Der Herzinfarkt als Versagen der rhythmischen Mitte
Journal/Book: Erfahrungsheilkunde. 1986; 35: 75-84.
Abstract: The heart, being central to circulation and to the human organism as a whole, coordinates numerous activities. Not only do outward movement and psychological excitement affect heart function, abnormal disturbances also hinder cardiac function (bronchial asthma, diabetes mellitus). Thus the heart is directly and indirectly involved in both short and long term extracardial changes in the organism.The anthroposophic three-fold organisation of the organism clearly defines the relationship between the nervous-sensory function and imagination; the will is based on the activities of the metabolic and muscle organs without which man cannot act; feeling and perception are interwoven with all rhythmic processes which are concentrated in cardiac and pulmonary rhythms. In this way the psychological side of man is related distinctly to specific organ functions. Taking the biography as a whole, imagination and thinking are related to the past, the will is directed towards the future and only feeling is experienced in the present.Physiologically, the human organism is integrated in a number of rhythmic processes (biological rhythms). One can distinguish between a long, a medium and a short wave range of the spectrum. The most important ordering principle in the long wave range is phase integration, the synchronisation with the environment. In the short wave range it is the frequency modulation.

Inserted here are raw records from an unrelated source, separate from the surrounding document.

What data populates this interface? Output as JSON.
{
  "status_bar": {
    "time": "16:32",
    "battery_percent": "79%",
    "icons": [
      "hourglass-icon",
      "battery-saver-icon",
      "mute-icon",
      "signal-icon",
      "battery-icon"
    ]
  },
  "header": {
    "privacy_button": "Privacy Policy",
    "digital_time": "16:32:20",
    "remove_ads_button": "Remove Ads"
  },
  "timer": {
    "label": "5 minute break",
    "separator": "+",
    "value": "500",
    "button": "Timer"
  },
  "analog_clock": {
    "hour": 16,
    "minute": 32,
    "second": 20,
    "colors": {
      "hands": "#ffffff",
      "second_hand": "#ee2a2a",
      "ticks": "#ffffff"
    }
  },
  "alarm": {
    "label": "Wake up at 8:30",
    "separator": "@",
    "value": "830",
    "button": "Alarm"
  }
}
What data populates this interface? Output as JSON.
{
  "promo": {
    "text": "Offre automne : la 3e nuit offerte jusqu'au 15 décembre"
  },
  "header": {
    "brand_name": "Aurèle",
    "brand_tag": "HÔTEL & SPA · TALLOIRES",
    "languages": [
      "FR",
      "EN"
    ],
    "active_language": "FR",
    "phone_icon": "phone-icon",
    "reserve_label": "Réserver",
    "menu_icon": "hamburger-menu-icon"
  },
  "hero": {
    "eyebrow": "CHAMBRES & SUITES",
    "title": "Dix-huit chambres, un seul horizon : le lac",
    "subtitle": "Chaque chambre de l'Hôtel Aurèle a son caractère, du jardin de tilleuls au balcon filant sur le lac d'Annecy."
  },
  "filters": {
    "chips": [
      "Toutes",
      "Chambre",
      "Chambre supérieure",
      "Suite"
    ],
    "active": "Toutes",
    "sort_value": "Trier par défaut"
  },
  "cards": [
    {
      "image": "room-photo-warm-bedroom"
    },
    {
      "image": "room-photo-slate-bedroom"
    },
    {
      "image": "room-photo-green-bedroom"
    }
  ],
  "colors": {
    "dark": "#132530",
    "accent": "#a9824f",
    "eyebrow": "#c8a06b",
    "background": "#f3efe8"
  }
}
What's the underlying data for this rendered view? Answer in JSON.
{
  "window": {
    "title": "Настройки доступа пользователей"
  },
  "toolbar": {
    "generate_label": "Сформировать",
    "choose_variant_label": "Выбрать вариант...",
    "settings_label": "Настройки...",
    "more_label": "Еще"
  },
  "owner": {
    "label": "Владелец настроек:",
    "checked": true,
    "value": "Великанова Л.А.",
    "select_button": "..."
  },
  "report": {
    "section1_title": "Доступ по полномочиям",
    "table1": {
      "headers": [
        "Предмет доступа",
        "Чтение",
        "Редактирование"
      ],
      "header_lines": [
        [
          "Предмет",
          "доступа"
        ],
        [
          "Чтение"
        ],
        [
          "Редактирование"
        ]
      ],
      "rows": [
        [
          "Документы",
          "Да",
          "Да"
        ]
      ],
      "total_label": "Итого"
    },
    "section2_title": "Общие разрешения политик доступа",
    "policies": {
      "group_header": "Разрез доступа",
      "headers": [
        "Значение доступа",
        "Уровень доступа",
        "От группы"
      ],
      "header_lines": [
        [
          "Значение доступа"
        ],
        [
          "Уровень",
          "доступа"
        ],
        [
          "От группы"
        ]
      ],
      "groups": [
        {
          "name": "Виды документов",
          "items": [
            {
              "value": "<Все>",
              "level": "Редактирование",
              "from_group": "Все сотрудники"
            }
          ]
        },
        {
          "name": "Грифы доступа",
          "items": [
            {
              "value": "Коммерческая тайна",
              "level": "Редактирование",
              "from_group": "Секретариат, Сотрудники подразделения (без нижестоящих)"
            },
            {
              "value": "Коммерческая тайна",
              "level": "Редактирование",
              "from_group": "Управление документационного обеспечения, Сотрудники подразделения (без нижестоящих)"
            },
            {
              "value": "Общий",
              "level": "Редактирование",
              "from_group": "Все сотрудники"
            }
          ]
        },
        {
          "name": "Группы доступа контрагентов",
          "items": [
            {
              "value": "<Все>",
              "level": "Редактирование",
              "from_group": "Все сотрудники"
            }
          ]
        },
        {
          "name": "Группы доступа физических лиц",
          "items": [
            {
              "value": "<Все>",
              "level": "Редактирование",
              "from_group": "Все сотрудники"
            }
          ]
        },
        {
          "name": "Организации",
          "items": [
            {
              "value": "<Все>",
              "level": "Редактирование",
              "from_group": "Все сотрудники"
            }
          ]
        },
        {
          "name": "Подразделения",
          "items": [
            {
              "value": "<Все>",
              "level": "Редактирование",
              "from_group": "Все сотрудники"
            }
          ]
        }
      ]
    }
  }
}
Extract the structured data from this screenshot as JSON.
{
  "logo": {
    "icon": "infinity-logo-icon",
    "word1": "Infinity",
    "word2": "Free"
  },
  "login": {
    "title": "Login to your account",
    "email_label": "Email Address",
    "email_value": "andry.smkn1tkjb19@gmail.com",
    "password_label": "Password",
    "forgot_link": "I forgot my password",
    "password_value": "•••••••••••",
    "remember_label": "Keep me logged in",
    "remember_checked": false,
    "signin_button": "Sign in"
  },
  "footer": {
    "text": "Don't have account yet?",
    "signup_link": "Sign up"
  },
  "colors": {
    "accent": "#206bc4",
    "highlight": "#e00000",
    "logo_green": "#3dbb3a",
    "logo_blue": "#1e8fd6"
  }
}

In the medium range it is the harmonising coordination, i.e. the primary ordering principle is the striving for integral relationships (e.g. a frequency relationship of 4 : 1 for pluserespiration).The empirically in the acute stage of myocardial infraction and the return to normalcy during the healing process are demonstrated in case reports.